We’re finally getting it, as evinced by the responses to the article “Netherlands Temperature Controversy: Or, Yet Again, How Not To Do Time Series.”
Let’s return to the Screaming Willies. Quoting myself (more or less):
You’re a doctor (your mother is proud) and have invented a new pill, profitizol, said to cure the screaming willies. You give this pill to 100 volunteer sufferers, and to another 100 you give an identically looking placebo.
Here are the facts, doc: 72 folks in the profitizol group got better, whereas only 58 in the placebo group did.
Now here is what I swear is not a trick question. If you can answer it, you’ll have grasped the true essence of statistical modeling. In what group were there a greater proportion of recoverers?
This is the same question that was asked [before], but with respect to…temperature values. Once we decided what was meant by a “trend”—itself no easy task—the question was: Was there a trend?
May I have a drum roll, please! The answer to today’s question is—isn’t the tension unbearable?—more people in the profitizol group got better.
Probability models aren’t needed: the result is unambiguously 100% certain sure.
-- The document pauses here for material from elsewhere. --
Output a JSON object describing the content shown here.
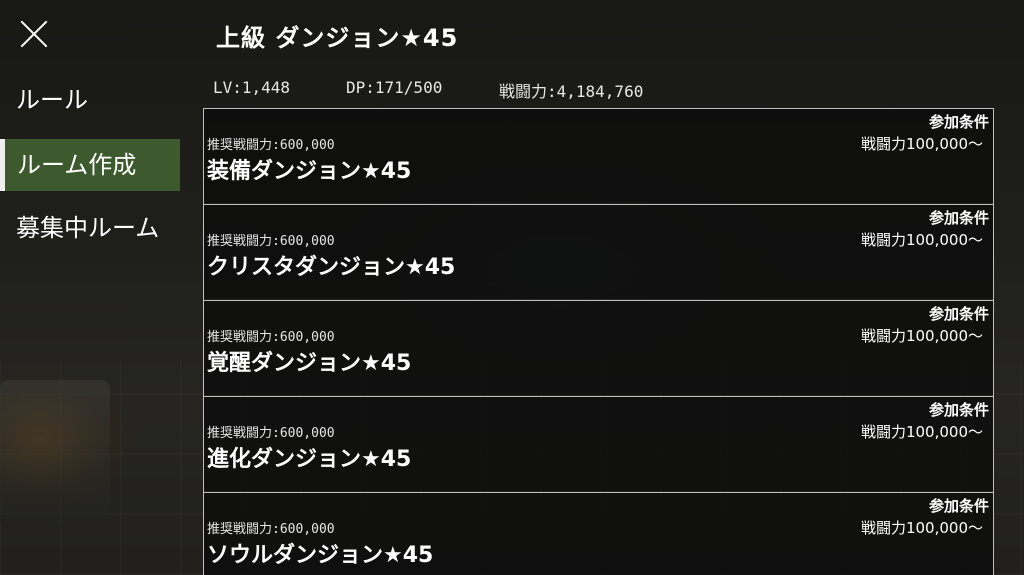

As before, I asked, what caused the difference in rates? I don’t know and neither do you. It might have been the differences due to profitizol or it might be due to many other things about which we have no evidence. All we measured was who took what substance and who got better.
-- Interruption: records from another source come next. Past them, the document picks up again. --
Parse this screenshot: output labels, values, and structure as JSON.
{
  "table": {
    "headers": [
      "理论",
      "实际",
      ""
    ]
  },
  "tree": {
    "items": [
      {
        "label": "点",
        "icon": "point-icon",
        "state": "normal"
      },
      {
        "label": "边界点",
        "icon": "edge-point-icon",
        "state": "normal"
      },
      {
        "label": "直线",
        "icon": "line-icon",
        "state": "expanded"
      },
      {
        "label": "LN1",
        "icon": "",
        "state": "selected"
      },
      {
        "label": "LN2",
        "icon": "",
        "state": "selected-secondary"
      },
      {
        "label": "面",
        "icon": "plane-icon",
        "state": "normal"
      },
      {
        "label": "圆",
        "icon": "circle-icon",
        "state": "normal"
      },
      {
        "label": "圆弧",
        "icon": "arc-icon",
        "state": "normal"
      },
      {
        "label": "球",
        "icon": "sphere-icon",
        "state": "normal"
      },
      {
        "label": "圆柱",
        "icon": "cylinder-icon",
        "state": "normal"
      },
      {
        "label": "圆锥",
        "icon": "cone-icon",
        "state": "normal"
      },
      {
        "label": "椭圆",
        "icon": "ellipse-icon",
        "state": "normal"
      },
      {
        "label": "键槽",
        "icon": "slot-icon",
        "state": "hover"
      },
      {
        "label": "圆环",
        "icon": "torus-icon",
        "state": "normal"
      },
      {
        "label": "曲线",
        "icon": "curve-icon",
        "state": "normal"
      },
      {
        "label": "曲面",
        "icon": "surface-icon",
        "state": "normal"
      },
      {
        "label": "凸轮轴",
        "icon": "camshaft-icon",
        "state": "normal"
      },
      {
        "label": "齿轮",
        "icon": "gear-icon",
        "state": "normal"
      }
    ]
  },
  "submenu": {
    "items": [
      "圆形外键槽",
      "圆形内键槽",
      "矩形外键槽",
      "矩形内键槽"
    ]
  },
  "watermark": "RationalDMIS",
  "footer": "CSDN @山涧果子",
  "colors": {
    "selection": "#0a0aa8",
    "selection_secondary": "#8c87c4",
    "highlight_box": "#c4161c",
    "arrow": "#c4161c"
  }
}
What caused the temperature to do what it did? I don’t know that either. Strike that. I do know that it wasn’t time. Time is not a cause. Fitting any standard time series model is thus admitting that we don’t know what the cause was or causes were. This is another reason only to use these models in a predictive manner: because we don’t know the causes. And because we don’t know the causes, it does not follow that the lone sole only cause was, say, strictly linear forcing. Or some weird force that just happened to match what some smoother (running means, say) produced.
Probability isn’t needed to say what happened. We can look and see that for ourselves. Probability is only needed to say what might yet happen (or rather, to say things about that which we haven’t yet observed, even though the observations took place in the past).
Probability does not say why something happened.
I pray that you will memorize that statement. If everybody who used probability models recited that statement while standing at attention before writing a paper, the world would be spared much grief.
In our case, is there any evidence profitizol was the cause of some of the “extra” cures? Well, sure. The difference itself is that evidence. But there’s no proof. What is there proof of?
That it cannot be that profitizol “works” in the sense that everybody who gets it is cured. The proof is the observation that not everybody who got the drug was cured. There is thus similar proof that the placebo doesn’t “work” either. We also know for sure that some thing or things caused each person who got better to get better, and other causes that made people who were sick to stay sick. Different causes.
Another thing we know with certainty: that “chance” didn’t cause the observed difference. Chance like time is not a cause. That is why we do not need probability models to say what happened! Nothing is ever “due” to chance!
This is why hypothesis testing must go, must be purged, must be repulsed, must be shunned, must be abandoned, must be left behind like an 18-year-old purges her commonsense when she matriculates at Smith.
Amusingly for this set of data a test of proportions gives a p-value of 0.054, so a researcher who used that test would write the baseless headline, “No Link Between Profitizol And The Screaming Willies!” But if the researcher had used logistic regression, the p-value would have been 0.039, which would have seen the baseless headline “Profitizol Linked To Screaming Willies Cure!”
Both researchers would falsely think in terms of cause, and both would be sure that cause was or wasn’t present. Like I said, time for hypothesis testing to die the death it deserves. Bring out the guillotine.
Since this is the week of Thanksgiving, that’s enough for now.